Jakarta IOT-enabling 10,000 Streetlights

By Claire Swedberg

With technology from gridComm and LED company Siklon Energy Nusantara, the Indonesian city can remotely view street lamp functionality and adjust the lighting's intensity.

The Indonesian city of Jakarta is in the first of multiple phases implementing smart streetlights that will be able to dim based on environmental conditions, as well as send information about their functionality to the city's command center, enabling predictive maintenance. GridComm's Street Light Management Solution (SLMS) allows the city to monitor power consumption and the streetlights' working conditions, both in real time and historically, and to program the lights to dim at specific times. GridComm partnered with LED lighting provider Siklon Energy Nusantara, which installed the Internet of Things technology.

The solution employs powerline communication (PLC) two-way communication with a gateway device, utilizing the same wire line used to power the LED lights. The system also supports wireless or Ethernet connections between a gateway and a cloud-based server.

At each streetlight, Siklon Energy Nusantara installs a PLC Smart Light Controller module behind the lamp's existing driver, making the streetlight capable of sending and receiving data and receiving commands for controlling illumination levels.

GridComm was launched in 2012 by four co-founders who had helped to design communication chips used in the utilities industry. "We saw an immediate opportunity for power line communication," says co-founder Mike Holt, in order to create grids in which utilities or municipalities would be able to remotely view what was happening with their network of lights. However, he says, wireless systems didn't work well in areas where they were most needed, such as in Asia, where electrical noise prevented the wireless transmission of data.

GridComm co-founder Mike Holt

"Streetlights are more than just devices that light streets," says Holt, explaining that they can also serve as good places on which to mount sensors for measuring traffic, weather, pollution or light levels. These could be installed on the poles, he says, but would need a way to send that data back. Since wireless service is not always reliable, gridComm's co-founders built a system for transmitting data via the existing powerline. Utilities utilize such wired system to pull data from power meters.

"Existing power line solutions use a single channel for communication over the copper wire," Holt says. The gridComm system, on the other hand, consists of 18 independent channels on which data can flow on the copper wire.

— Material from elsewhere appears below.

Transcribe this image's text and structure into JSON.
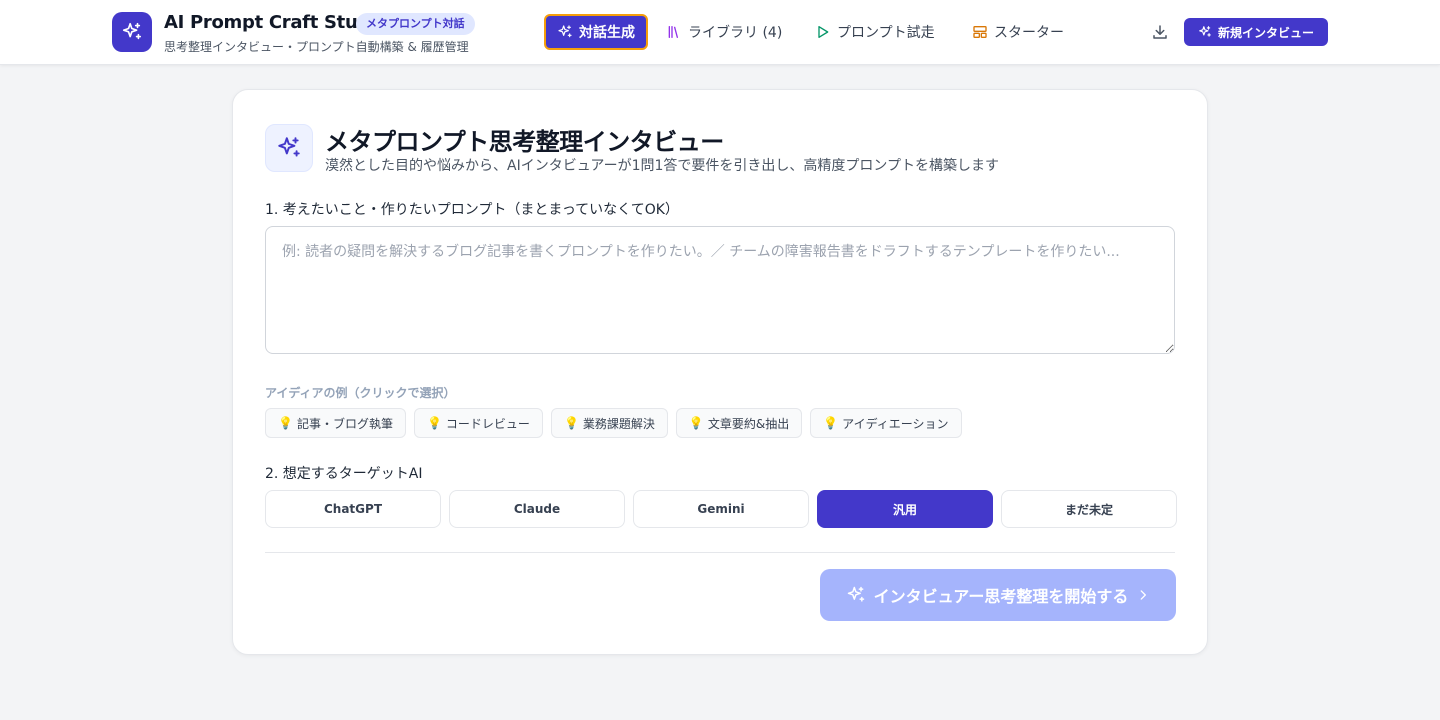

At each streetlight, Siklon Energy Nusantara is installing a PLC Smart Light Controller module behind the lamp's existing driver. Each module has its own IP address so that it can be individually identified and addressed, thereby enabling a user to send and receive data from that device, as well as deliver commands for controlling illumination levels. The technology works with LED lights, as well as with sodium vapor or other types of high-intensity discharge (HID) lamps.

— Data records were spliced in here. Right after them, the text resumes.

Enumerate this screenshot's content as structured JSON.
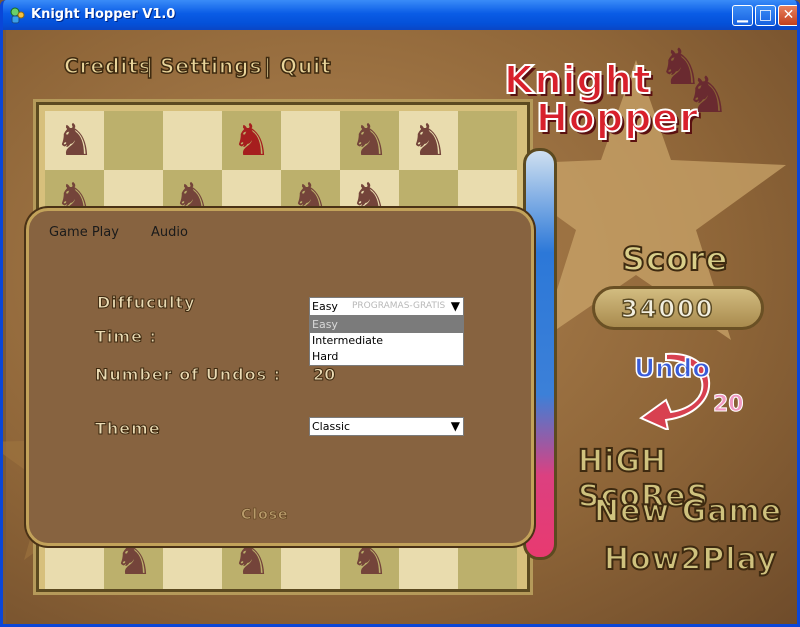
{
  "window": {
    "title": "Knight Hopper V1.0"
  },
  "menu": {
    "credits": "Credits",
    "settings": "Settings",
    "quit": "Quit",
    "sep": "|"
  },
  "logo": {
    "line1": "Knight",
    "line2": "Hopper"
  },
  "dialog": {
    "tabs": [
      "Game Play",
      "Audio"
    ],
    "difficulty_label": "Diffuculty",
    "difficulty_value": "Easy",
    "difficulty_options": [
      "Easy",
      "Intermediate",
      "Hard"
    ],
    "time_label": "Time :",
    "undos_label": "Number of Undos :",
    "undos_value": "20",
    "theme_label": "Theme",
    "theme_value": "Classic",
    "close_label": "Close",
    "watermark": "PROGRAMAS-GRATIS"
  },
  "score": {
    "label": "Score",
    "value": "34000"
  },
  "undo": {
    "label": "Undo",
    "count": "20"
  },
  "buttons": {
    "high_scores": "HiGH ScoReS",
    "new_game": "New Game",
    "how2play": "How2Play"
  },
  "colors": {
    "accent": "#d8202c",
    "board_light": "#e9dcae",
    "board_dark": "#bcb06c",
    "piece": "#74443a",
    "piece_selected": "#a61e1e"
  }
}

The power lines to the lamps go back to a central box into which Siklon Energy Nusantara installs a gateway device known as a master light controller. The controller captures data from up to 200 lights, and then forwards that information to software on GridComm's cloud-based server via either 3G cellular service or an Ethernet connection.

The city of Jakarta contains 250,000 streetlights that may be eventually integrated into the system. It began with a trial of 100 lights during the first quarter of 2015. Once that system proved to work well, the city launched a wider deployment, starting with 10,000 lights in a single neighborhood, several thousand of which have been equipped to date.

The SLMS software includes a map showing the location of each IoT-enabled lamp. (Click on the above image to view a larger version.)

During the first phase, the SLMS is analyzing each lamp's operational status—on, off or a dimming level—as well as the power consumption based on kilowatt per hour, voltage and current. The system also includes each lamp's GPS location, which a worker enters into the system during the PLC Smart Light Controller module's installation, and can present that location on a map to users of the SLMS software.

The second phase of the deployment will include enabling the city to dim lighting at a single lamp or across a neighborhood of lamps, based on a variety of information. GridComm is currently in the process of developing a feature in the smart streetlight system to integrate IBM's Bluemix big data analytics to then perform active real-time dimming based on parameters from sensors and third-party data, such as traffic information or weather conditions, as well as sensor data about ambient light. This data can be tailored according to the needs of each individual street or block.

"Their system offers more capabilities than cities can initially digest," Holt states. Customers typically want to be able to turn streetlights on and off, he says, and adding the dimming capability tends to be a popular way to delve into more intelligence in the lighting. Once a city is comfortable with the system, he adds, it can begin to deploy analytics to determine whether lights are working properly, which ones might not need to remain on at certain times, where additional lights might be required and what causes certain lights to burn out.